Needle-Free Suture Device Wins Business Plan Competition DivisionAdvanced Suture Device for Scarless Wound Healing (ASD), a startup company led by Fischell Department of Bioengineering (BioE) undergraduates Jin Xiao (double-major, mechanical engineering) and Sharon Liu (double-major, economics), received first place and $10,000 in the Undergraduate Division of the University of Maryland's 11th annual $75K Business Plan Competition, organized by the Maryland Technology Enterprise Institute (Mtech). ASD is advised by BioE professor Yang Tao and Dr. Leigh Vinocur, M.D. (UMD School of Medicine), and mentored by Jonathan Aberman (Amplifier Ventures) and Alex Murphy (Beyond.com Inc.; founder, Long Tail Interactive).
In addition to the prize money, the young company is eligible for one free year in Mtech's TERP Startup Laboratory a program designed for entrepreneurs who need a place to quickly develop technology prototypes and get some help in launching their companies.
Xiao, who serves as ASD's CEO, has invented a wound closure product that could reduce or prevent the hypertrophy (swelling), keloid scars, and infections that are sometimes associated with the conventional stitching and stapling of surgical wounds or cuts.
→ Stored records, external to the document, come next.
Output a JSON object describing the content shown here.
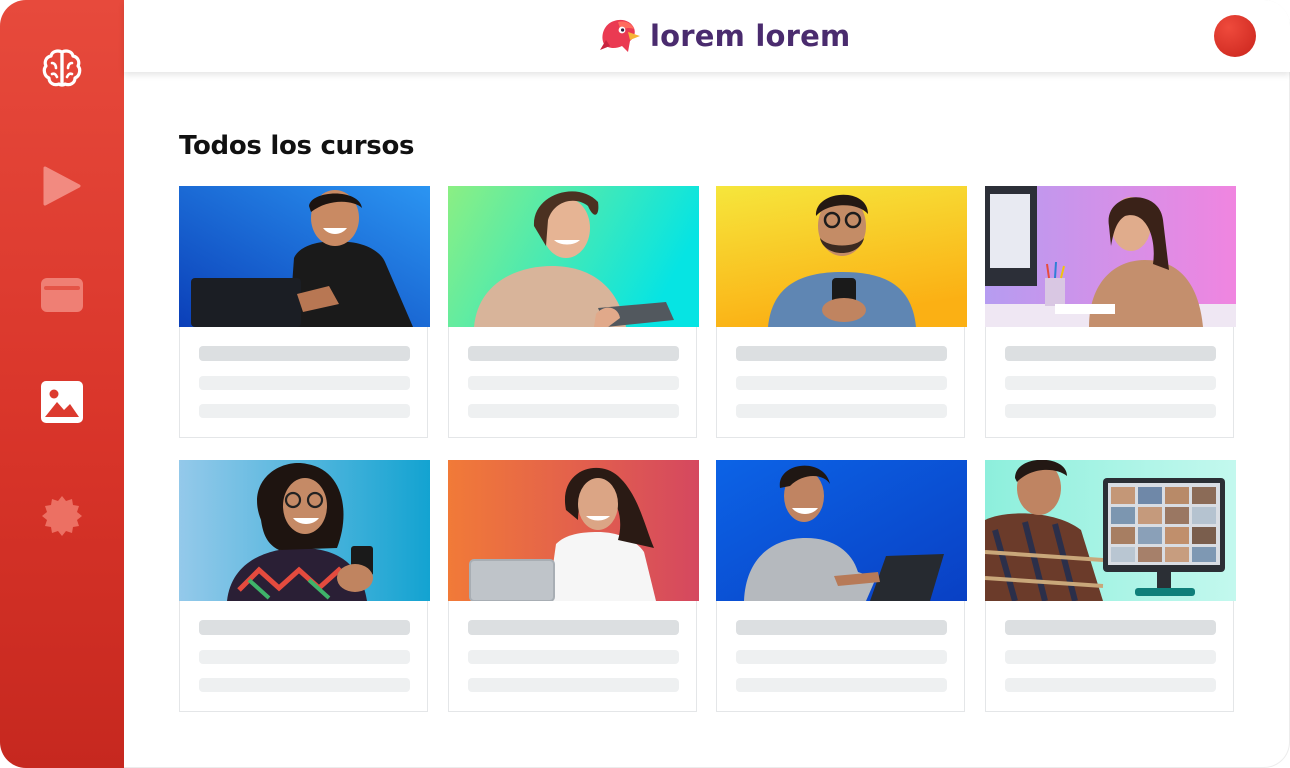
{
  "app": {
    "logo_text": "lorem lorem",
    "brand_color": "#e0392d",
    "logo_text_color": "#4a2b6e"
  },
  "sidebar": {
    "items": [
      {
        "icon": "brain-icon",
        "active": true
      },
      {
        "icon": "play-icon",
        "active": false
      },
      {
        "icon": "wallet-icon",
        "active": false
      },
      {
        "icon": "image-icon",
        "active": true
      },
      {
        "icon": "badge-icon",
        "active": false
      }
    ]
  },
  "main": {
    "title": "Todos los cursos",
    "courses": [
      {
        "image": "man-laptop-blue",
        "bg": [
          "#0f55c9",
          "#2a8ff0"
        ]
      },
      {
        "image": "woman-tablet-green",
        "bg": [
          "#7ef08a",
          "#14e3e0"
        ]
      },
      {
        "image": "man-phone-yellow",
        "bg": [
          "#f4e23a",
          "#fbb217"
        ]
      },
      {
        "image": "woman-drawing-purple",
        "bg": [
          "#b99af0",
          "#ee86e1"
        ]
      },
      {
        "image": "woman-phone-blue",
        "bg": [
          "#8fc7ea",
          "#1aa6d4"
        ]
      },
      {
        "image": "woman-laptop-orange",
        "bg": [
          "#f07a3a",
          "#d74b5e"
        ]
      },
      {
        "image": "man-laptop-blue-2",
        "bg": [
          "#0b5fe0",
          "#0a3fc6"
        ]
      },
      {
        "image": "man-videocall-teal",
        "bg": [
          "#8ff0df",
          "#bff7ec"
        ]
      }
    ]
  }
}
The system's noninvasive, needle-free technology also eliminates the needlestick injuries that healthcare workers sustain in approximately 19% of suture treatments annually, and prevents the transmission of diseases including hepatitis and HIV from patients to providers.
"It happens that the CDC [Centers for Disease Control] is calling for Prevention through Design (PtD) to reduce needlestick injuries [that]…have possibility of transmitting diseases," Xiao explains. "Each case can cost thousands of dollars for preventative care."
The product's design uses a combination of a flexible frame and sterile medical adhesives to gently draw the edges of an open wound together. The product's design allows for the tension to be on the device and healthy areas of skin, not the wound itself.
"We are extremely excited about winning," says Xiao. "With this prize money we can finally fund our next step, getting a full patent for the ASD. In the future, we hope to gather more prize money and grants and meet with angel investors to help us with bringing our device to market."
"Joining this competition was an amazing experience," says Liu, whom Xiao invited onto the team to help her commercialize the ASD. "I've never given a presentation in such a formal way and in front of so many people. I learned a lot."
Both Liu and Xiao have a personal interest in the device: Xiao doesn't like needles, and Liu had an allergic reaction to sutures after a routine surgery that left her with a scar.
Tikteb Solutions, another team with co-founders from BioE whose members include undergraduates Bernard Wong and Esmaeel Paryavi, was also a finalist in the Undergraduate Division. Tikteb designs web applications that can be used to improve the quality of writing through a crowd-sourced professional editing platform that helps non-professional writers commission freelance editing services.
The annual $75K Business Plan Competition promotes the commercialization of innovative ideas and University-created technologies by offering faculty, students, and alumni prizes for the best new venture plans. The competition emphasizes learning by offering one-on-one coaching for finalists, as well as the experience of presenting ideas to an experienced panel of judges. Companies active in the competition have generated millions in revenues, grants and awards.
For more information about the 2011 competition, teams, judges, sponsors and supporters see:
BioE has maintained a strong presence in the competition over the past several years. For more information, see:
Published May 10, 2011